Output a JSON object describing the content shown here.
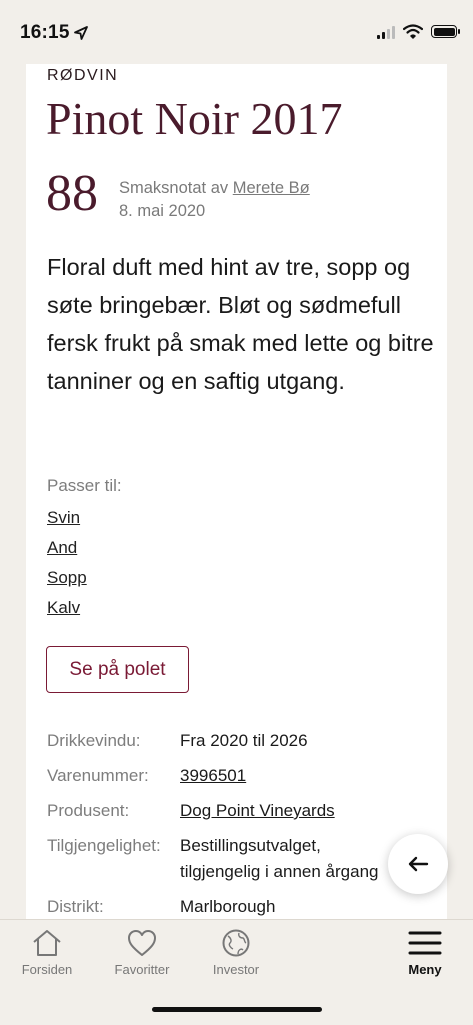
{
  "status_bar": {
    "time": "16:15"
  },
  "wine": {
    "category": "RØDVIN",
    "title": "Pinot Noir 2017",
    "score": "88",
    "note_prefix": "Smaksnotat av",
    "author": "Merete Bø",
    "date": "8. mai 2020",
    "description": "Floral duft med hint av tre, sopp og søte bringebær. Bløt og sødmefull fersk frukt på smak med lette og bitre tanniner og en saftig utgang."
  },
  "pairs": {
    "label": "Passer til:",
    "items": [
      "Svin",
      "And",
      "Sopp",
      "Kalv"
    ]
  },
  "polet_button": "Se på polet",
  "details": {
    "drikkevindu_label": "Drikkevindu:",
    "drikkevindu_value": "Fra 2020 til 2026",
    "varenummer_label": "Varenummer:",
    "varenummer_value": "3996501",
    "produsent_label": "Produsent:",
    "produsent_value": "Dog Point Vineyards",
    "tilgjengelighet_label": "Tilgjengelighet:",
    "tilgjengelighet_line1": "Bestillingsutvalget,",
    "tilgjengelighet_line2": "tilgjengelig i annen årgang",
    "distrikt_label": "Distrikt:",
    "distrikt_value": "Marlborough"
  },
  "tabs": [
    {
      "label": "Forsiden",
      "icon": "home-icon",
      "active": false
    },
    {
      "label": "Favoritter",
      "icon": "heart-icon",
      "active": false
    },
    {
      "label": "Investor",
      "icon": "globe-icon",
      "active": false
    },
    {
      "label": "Meny",
      "icon": "menu-icon",
      "active": true
    }
  ],
  "colors": {
    "accent": "#7a1a35",
    "title": "#4a1b2c",
    "background": "#f2efea"
  }
}
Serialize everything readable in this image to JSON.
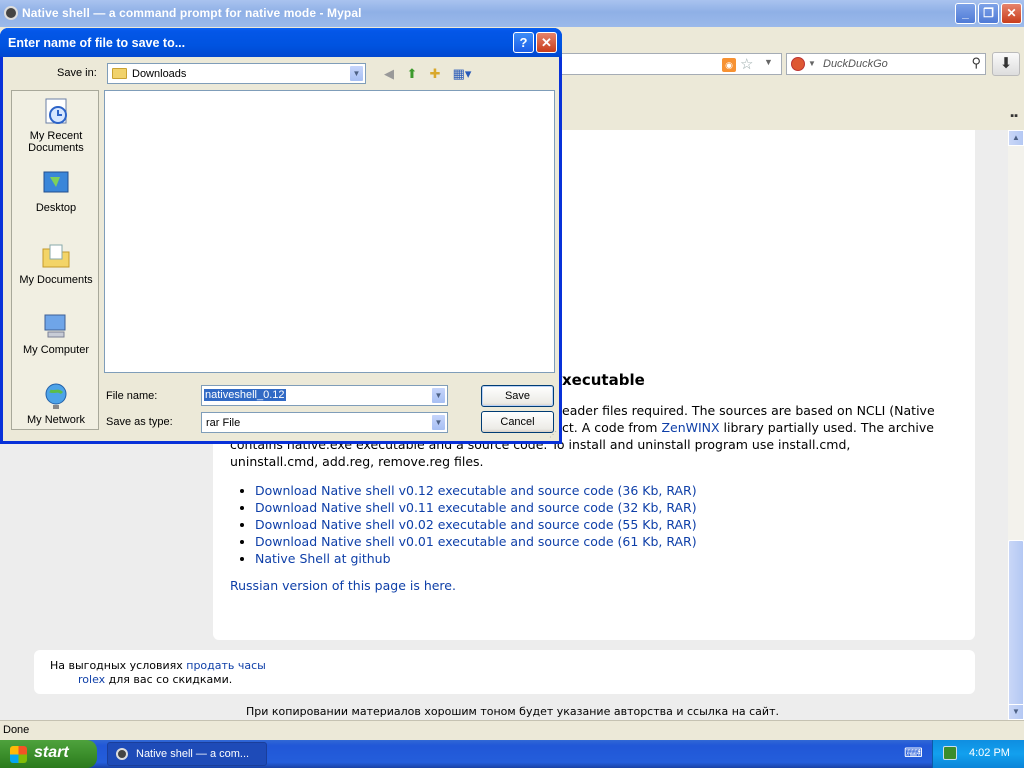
{
  "browser": {
    "title": "Native shell — a command prompt for native mode - Mypal",
    "search_placeholder": "DuckDuckGo",
    "status": "Done"
  },
  "page": {
    "heading_fragment": "xecutable",
    "para1_line1": "eader files required. The sources are based on NCLI (Native",
    "para1_line2_a": "ct. A code from ",
    "para1_line2_link": "ZenWINX",
    "para1_line2_b": " library partially used. The archive",
    "para1_line3": "contains native.exe executable and a source code. To install and uninstall program use install.cmd,",
    "para1_line4": "uninstall.cmd, add.reg, remove.reg files.",
    "links": [
      "Download Native shell v0.12 executable and source code (36 Kb, RAR)",
      "Download Native shell v0.11 executable and source code (32 Kb, RAR)",
      "Download Native shell v0.02 executable and source code (55 Kb, RAR)",
      "Download Native shell v0.01 executable and source code (61 Kb, RAR)",
      "Native Shell at github"
    ],
    "russian_a": "Russian version of this page is ",
    "russian_link": "here",
    "russian_b": ".",
    "ad_line1_a": "На выгодных условиях ",
    "ad_line1_link": "продать часы",
    "ad_line2_link": "rolex",
    "ad_line2_b": " для вас со скидками.",
    "footer": "При копировании материалов хорошим тоном будет указание авторства и ссылка на сайт."
  },
  "dialog": {
    "title": "Enter name of file to save to...",
    "save_in_label": "Save in:",
    "save_in_value": "Downloads",
    "places": [
      "My Recent Documents",
      "Desktop",
      "My Documents",
      "My Computer",
      "My Network"
    ],
    "file_name_label": "File name:",
    "file_name_value": "nativeshell_0.12",
    "save_as_type_label": "Save as type:",
    "save_as_type_value": "rar File",
    "save_button": "Save",
    "cancel_button": "Cancel",
    "help_glyph": "?",
    "close_glyph": "✕"
  },
  "taskbar": {
    "start_label": "start",
    "task_item": "Native shell — a com...",
    "clock": "4:02 PM"
  }
}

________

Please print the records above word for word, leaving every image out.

» **EXERCISE RESPONSE**
Output a JSON object describing the content shown here.
{
  "status_bar": {
    "time": "16:15"
  },
  "wine": {
    "category": "RØDVIN",
    "title": "Pinot Noir 2017",
    "score": "88",
    "note_prefix": "Smaksnotat av",
    "author": "Merete Bø",
    "date": "8. mai 2020",
    "description": "Floral duft med hint av tre, sopp og søte bringebær. Bløt og sødmefull fersk frukt på smak med lette og bitre tanniner og en saftig utgang."
  },
  "pairs": {
    "label": "Passer til:",
    "items": [
      "Svin",
      "And",
      "Sopp",
      "Kalv"
    ]
  },
  "polet_button": "Se på polet",
  "details": {
    "drikkevindu_label": "Drikkevindu:",
    "drikkevindu_value": "Fra 2020 til 2026",
    "varenummer_label": "Varenummer:",
    "varenummer_value": "3996501",
    "produsent_label": "Produsent:",
    "produsent_value": "Dog Point Vineyards",
    "tilgjengelighet_label": "Tilgjengelighet:",
    "tilgjengelighet_line1": "Bestillingsutvalget,",
    "tilgjengelighet_line2": "tilgjengelig i annen årgang",
    "distrikt_label": "Distrikt:",
    "distrikt_value": "Marlborough"
  },
  "tabs": [
    {
      "label": "Forsiden",
      "icon": "home-icon",
      "active": false
    },
    {
      "label": "Favoritter",
      "icon": "heart-icon",
      "active": false
    },
    {
      "label": "Investor",
      "icon": "globe-icon",
      "active": false
    },
    {
      "label": "Meny",
      "icon": "menu-icon",
      "active": true
    }
  ],
  "colors": {
    "accent": "#7a1a35",
    "title": "#4a1b2c",
    "background": "#f2efea"
  }
}
Serialize everything readable in this image to JSON.
{
  "browser": {
    "title": "Native shell — a command prompt for native mode - Mypal",
    "search_placeholder": "DuckDuckGo",
    "status": "Done"
  },
  "page": {
    "heading_fragment": "xecutable",
    "para1_line1": "eader files required. The sources are based on NCLI (Native",
    "para1_line2_a": "ct. A code from ",
    "para1_line2_link": "ZenWINX",
    "para1_line2_b": " library partially used. The archive",
    "para1_line3": "contains native.exe executable and a source code. To install and uninstall program use install.cmd,",
    "para1_line4": "uninstall.cmd, add.reg, remove.reg files.",
    "links": [
      "Download Native shell v0.12 executable and source code (36 Kb, RAR)",
      "Download Native shell v0.11 executable and source code (32 Kb, RAR)",
      "Download Native shell v0.02 executable and source code (55 Kb, RAR)",
      "Download Native shell v0.01 executable and source code (61 Kb, RAR)",
      "Native Shell at github"
    ],
    "russian_a": "Russian version of this page is ",
    "russian_link": "here",
    "russian_b": ".",
    "ad_line1_a": "На выгодных условиях ",
    "ad_line1_link": "продать часы",
    "ad_line2_link": "rolex",
    "ad_line2_b": " для вас со скидками.",
    "footer": "При копировании материалов хорошим тоном будет указание авторства и ссылка на сайт."
  },
  "dialog": {
    "title": "Enter name of file to save to...",
    "save_in_label": "Save in:",
    "save_in_value": "Downloads",
    "places": [
      "My Recent Documents",
      "Desktop",
      "My Documents",
      "My Computer",
      "My Network"
    ],
    "file_name_label": "File name:",
    "file_name_value": "nativeshell_0.12",
    "save_as_type_label": "Save as type:",
    "save_as_type_value": "rar File",
    "save_button": "Save",
    "cancel_button": "Cancel",
    "help_glyph": "?",
    "close_glyph": "✕"
  },
  "taskbar": {
    "start_label": "start",
    "task_item": "Native shell — a com...",
    "clock": "4:02 PM"
  }
}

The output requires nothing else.